That conflict arises in several ways. It is not easy to create an innovation-driven corporate culture and spirit in large corporates. Typically employees are overwhelmed with day-to-day activities, hindered by heavy processes and legacy systems and we always have something more urgent to do than talking to startups and thinking of innovation.
However, I do believe it is crucial to spark innovation from within. I do believe you need an innovation team that coordinates and guides innovation efforts, but in essence, innovation could and should come from everybody within the company. Corporates really need to stimulate a culture of creating intrapreneurs.
Recently I talked to the head of Innovation of a large multinational in food and beverages. His vision on how to go about innovation is 3-layered. The first level is called “innovation we know of” – this is everything that we know as corporate today but which we can optimize and improve our own processes. The second level is “known to the world but not known to us” or things that exist but we don’t use them yet. Embracing those new solutions can create innovation from within. The third level is “new to the world” and means to really reinvent yourself. Level one and two can be done within the company if you have good governance, C-level support, and dedicated capacity. But reinventing yourself should – at least according to him – be done outside the company. For instance in dedicated innovation labs.
It is an interesting line of thinking. They dedicate their people to innovation and free them out of the company for a certain period of time because they believe that intrapreneurs need to be put out of the machine because this machine could kill their creativity. They continue paying them salaries, but let them work out of the corporate machine and develop this innovation spirit alongside with startups in the labs, or an SPV.
How do you think this internal innovation spirit is created? How do you do it in KBC and UBB?
One thing we are doing, also locally, is the SurfStudio – our UBB and DZI innovation lab. Intrapreneurs are stimulated by a couple of things. We are trying to let people touch technology. People open up when they are in touch with new things. This is part of the concept in the Surfstudio. Based on this experience people start to be creative naturally. You need to inspire people. Secondly, you need to give people the freedom to create things. Having some governance in place, stimulating management to allow this innovation is also important.

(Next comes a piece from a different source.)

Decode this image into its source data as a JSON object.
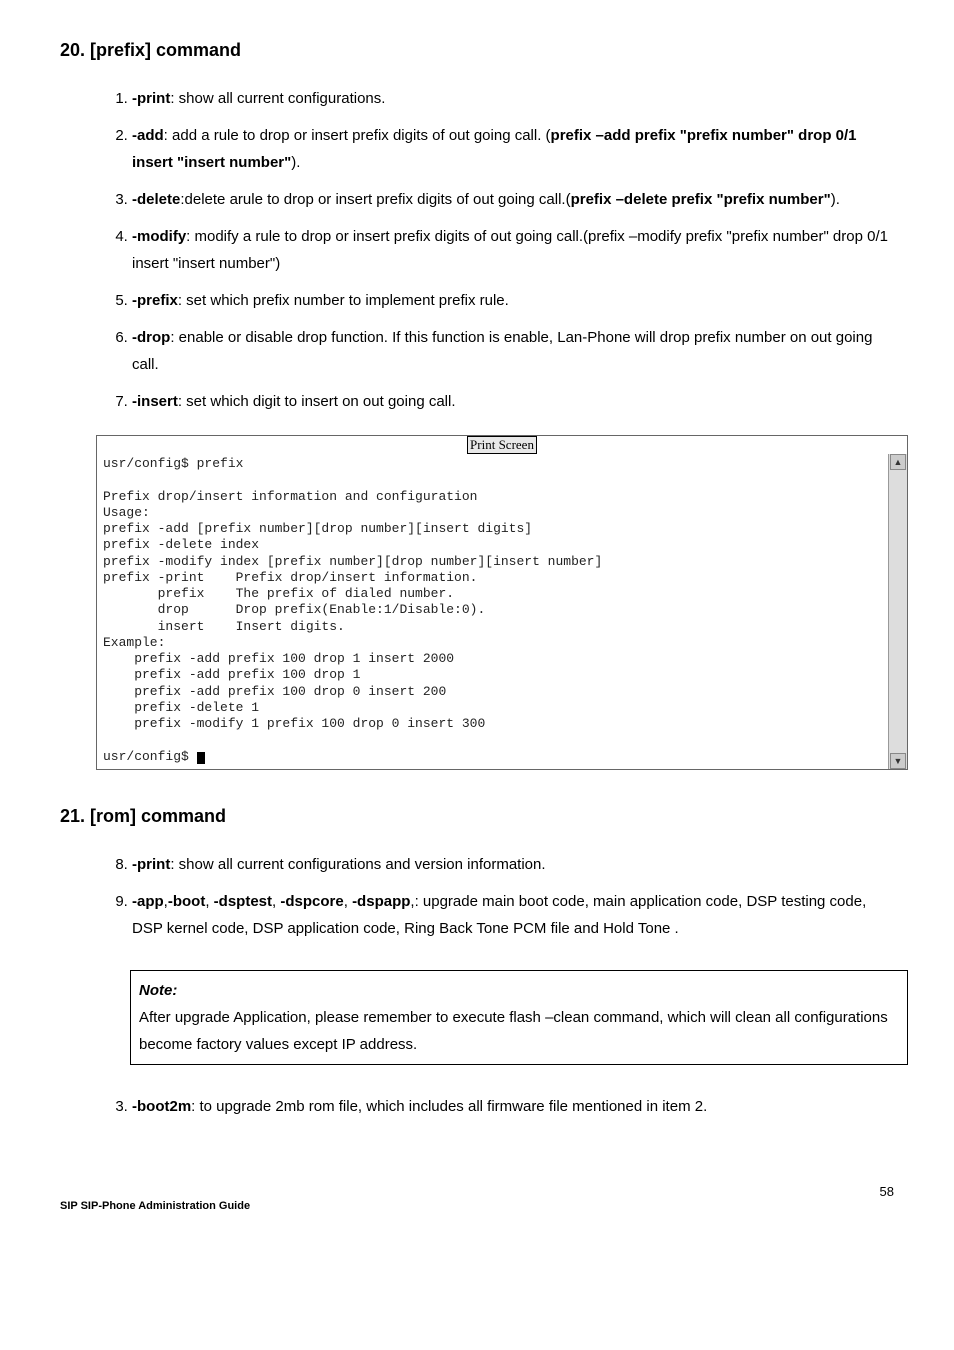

The second activity of ours is to give people time and budget for innovation. Of course, we make sure to expose our people to startups, training, working with innovation groups. Believe me, it’s not always easy. Ideally what you would do is to allow your staff to go away for three months and work with a startup and bring in some ideas, but it’s hard to realize. In Bulgaria, we started that journey only last year, and if you see the spirit in the company compared to half a year ago – there’s a huge difference. People are interested and aware of what we do in terms of innovation and our SurfStudio innovation lab was awarded as Innovative idea of the year.

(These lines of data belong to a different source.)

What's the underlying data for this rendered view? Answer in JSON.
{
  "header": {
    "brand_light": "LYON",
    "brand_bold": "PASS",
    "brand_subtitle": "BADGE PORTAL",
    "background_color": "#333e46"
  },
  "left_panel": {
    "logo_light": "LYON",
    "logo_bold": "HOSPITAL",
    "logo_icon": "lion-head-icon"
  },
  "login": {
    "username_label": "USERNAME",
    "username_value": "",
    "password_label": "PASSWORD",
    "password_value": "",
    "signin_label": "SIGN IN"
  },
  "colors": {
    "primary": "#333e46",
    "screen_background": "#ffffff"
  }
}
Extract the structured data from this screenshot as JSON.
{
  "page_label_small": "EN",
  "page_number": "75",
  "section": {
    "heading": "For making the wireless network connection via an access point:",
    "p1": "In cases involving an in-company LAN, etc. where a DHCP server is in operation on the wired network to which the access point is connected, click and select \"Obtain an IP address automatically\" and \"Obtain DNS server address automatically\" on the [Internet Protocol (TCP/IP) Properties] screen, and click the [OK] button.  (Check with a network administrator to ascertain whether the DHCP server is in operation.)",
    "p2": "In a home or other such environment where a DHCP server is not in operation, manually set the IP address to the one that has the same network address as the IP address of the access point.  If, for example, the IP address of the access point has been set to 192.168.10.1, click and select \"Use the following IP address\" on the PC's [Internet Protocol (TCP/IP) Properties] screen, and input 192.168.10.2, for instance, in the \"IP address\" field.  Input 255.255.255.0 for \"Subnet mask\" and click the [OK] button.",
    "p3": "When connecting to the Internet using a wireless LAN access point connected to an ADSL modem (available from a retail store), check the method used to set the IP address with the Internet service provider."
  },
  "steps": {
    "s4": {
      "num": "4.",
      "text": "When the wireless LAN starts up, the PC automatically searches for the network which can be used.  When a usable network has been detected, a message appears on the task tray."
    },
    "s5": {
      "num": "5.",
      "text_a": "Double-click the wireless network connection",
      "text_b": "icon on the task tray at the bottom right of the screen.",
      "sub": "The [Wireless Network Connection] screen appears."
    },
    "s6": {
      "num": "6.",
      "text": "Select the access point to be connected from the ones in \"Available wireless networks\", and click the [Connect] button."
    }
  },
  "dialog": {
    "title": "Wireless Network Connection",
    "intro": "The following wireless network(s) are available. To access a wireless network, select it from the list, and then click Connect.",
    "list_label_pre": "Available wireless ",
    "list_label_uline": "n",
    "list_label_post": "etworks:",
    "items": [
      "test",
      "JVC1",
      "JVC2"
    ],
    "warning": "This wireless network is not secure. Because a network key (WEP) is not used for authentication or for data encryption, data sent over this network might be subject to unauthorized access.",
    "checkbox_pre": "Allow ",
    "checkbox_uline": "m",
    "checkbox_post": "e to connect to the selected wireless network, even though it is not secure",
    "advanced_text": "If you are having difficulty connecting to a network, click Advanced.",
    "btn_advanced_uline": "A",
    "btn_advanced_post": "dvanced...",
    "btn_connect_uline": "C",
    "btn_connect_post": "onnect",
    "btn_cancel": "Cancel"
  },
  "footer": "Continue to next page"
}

How big is your innovation team here?
Four people, it’s a small team responsible for innovation and strategy. But I don’t think we need more actually. I generally don’t believe innovation is created by a central team. You need one to coordinate and facilitate the process and create the right governance. But they are not the ones that will create all the innovations. If you put three people who are responsible for the innovation, you will create a mentality within the company that no one else is responsible or allowed to create new things. This will never work. People should know they are the ones that are expected to innovate, they are allowed and there’s a team that will support them. Probably the toughest battle to fight is to convince the managers to give their people time to create and innovate.